** Task description **
Repeat the data below with no changes.

** Source records **
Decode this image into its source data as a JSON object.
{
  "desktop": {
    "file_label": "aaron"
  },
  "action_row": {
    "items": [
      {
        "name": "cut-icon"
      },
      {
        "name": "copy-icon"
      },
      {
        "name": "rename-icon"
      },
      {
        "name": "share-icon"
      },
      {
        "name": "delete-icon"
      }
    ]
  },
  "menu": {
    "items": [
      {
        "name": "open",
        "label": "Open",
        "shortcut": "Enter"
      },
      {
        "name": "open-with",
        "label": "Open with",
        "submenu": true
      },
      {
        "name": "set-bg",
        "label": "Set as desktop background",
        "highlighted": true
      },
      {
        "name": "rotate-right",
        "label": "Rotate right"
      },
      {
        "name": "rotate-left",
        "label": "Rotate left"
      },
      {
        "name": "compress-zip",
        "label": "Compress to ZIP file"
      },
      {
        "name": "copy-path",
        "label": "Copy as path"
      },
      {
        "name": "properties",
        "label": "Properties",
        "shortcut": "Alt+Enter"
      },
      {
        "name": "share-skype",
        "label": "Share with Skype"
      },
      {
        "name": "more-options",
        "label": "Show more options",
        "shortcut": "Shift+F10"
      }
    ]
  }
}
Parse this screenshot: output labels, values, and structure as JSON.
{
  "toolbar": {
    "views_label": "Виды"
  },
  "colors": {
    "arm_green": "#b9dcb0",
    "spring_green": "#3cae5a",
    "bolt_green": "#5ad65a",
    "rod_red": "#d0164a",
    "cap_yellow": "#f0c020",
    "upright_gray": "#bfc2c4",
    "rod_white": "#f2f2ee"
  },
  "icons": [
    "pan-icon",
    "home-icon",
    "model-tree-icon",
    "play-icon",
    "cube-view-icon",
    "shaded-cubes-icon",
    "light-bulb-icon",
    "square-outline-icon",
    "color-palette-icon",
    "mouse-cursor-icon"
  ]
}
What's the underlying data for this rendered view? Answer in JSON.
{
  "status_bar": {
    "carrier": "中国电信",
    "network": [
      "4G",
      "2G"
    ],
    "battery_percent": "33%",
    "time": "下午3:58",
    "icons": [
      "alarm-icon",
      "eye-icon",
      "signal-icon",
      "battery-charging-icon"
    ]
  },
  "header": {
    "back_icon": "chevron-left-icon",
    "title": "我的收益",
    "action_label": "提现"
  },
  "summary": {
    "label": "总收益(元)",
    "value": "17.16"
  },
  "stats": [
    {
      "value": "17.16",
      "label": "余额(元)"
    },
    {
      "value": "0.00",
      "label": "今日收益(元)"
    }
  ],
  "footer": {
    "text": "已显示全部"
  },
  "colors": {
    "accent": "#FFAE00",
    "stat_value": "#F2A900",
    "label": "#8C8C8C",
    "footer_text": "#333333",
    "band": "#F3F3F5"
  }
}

** Result for this task **
Decode this image into its source data as a JSON object.
{
  "desktop": {
    "file_label": "aaron"
  },
  "action_row": {
    "items": [
      {
        "name": "cut-icon"
      },
      {
        "name": "copy-icon"
      },
      {
        "name": "rename-icon"
      },
      {
        "name": "share-icon"
      },
      {
        "name": "delete-icon"
      }
    ]
  },
  "menu": {
    "items": [
      {
        "name": "open",
        "label": "Open",
        "shortcut": "Enter"
      },
      {
        "name": "open-with",
        "label": "Open with",
        "submenu": true
      },
      {
        "name": "set-bg",
        "label": "Set as desktop background",
        "highlighted": true
      },
      {
        "name": "rotate-right",
        "label": "Rotate right"
      },
      {
        "name": "rotate-left",
        "label": "Rotate left"
      },
      {
        "name": "compress-zip",
        "label": "Compress to ZIP file"
      },
      {
        "name": "copy-path",
        "label": "Copy as path"
      },
      {
        "name": "properties",
        "label": "Properties",
        "shortcut": "Alt+Enter"
      },
      {
        "name": "share-skype",
        "label": "Share with Skype"
      },
      {
        "name": "more-options",
        "label": "Show more options",
        "shortcut": "Shift+F10"
      }
    ]
  }
}
Parse this screenshot: output labels, values, and structure as JSON.
{
  "toolbar": {
    "views_label": "Виды"
  },
  "colors": {
    "arm_green": "#b9dcb0",
    "spring_green": "#3cae5a",
    "bolt_green": "#5ad65a",
    "rod_red": "#d0164a",
    "cap_yellow": "#f0c020",
    "upright_gray": "#bfc2c4",
    "rod_white": "#f2f2ee"
  },
  "icons": [
    "pan-icon",
    "home-icon",
    "model-tree-icon",
    "play-icon",
    "cube-view-icon",
    "shaded-cubes-icon",
    "light-bulb-icon",
    "square-outline-icon",
    "color-palette-icon",
    "mouse-cursor-icon"
  ]
}
What's the underlying data for this rendered view? Answer in JSON.
{
  "status_bar": {
    "carrier": "中国电信",
    "network": [
      "4G",
      "2G"
    ],
    "battery_percent": "33%",
    "time": "下午3:58",
    "icons": [
      "alarm-icon",
      "eye-icon",
      "signal-icon",
      "battery-charging-icon"
    ]
  },
  "header": {
    "back_icon": "chevron-left-icon",
    "title": "我的收益",
    "action_label": "提现"
  },
  "summary": {
    "label": "总收益(元)",
    "value": "17.16"
  },
  "stats": [
    {
      "value": "17.16",
      "label": "余额(元)"
    },
    {
      "value": "0.00",
      "label": "今日收益(元)"
    }
  ],
  "footer": {
    "text": "已显示全部"
  },
  "colors": {
    "accent": "#FFAE00",
    "stat_value": "#F2A900",
    "label": "#8C8C8C",
    "footer_text": "#333333",
    "band": "#F3F3F5"
  }
}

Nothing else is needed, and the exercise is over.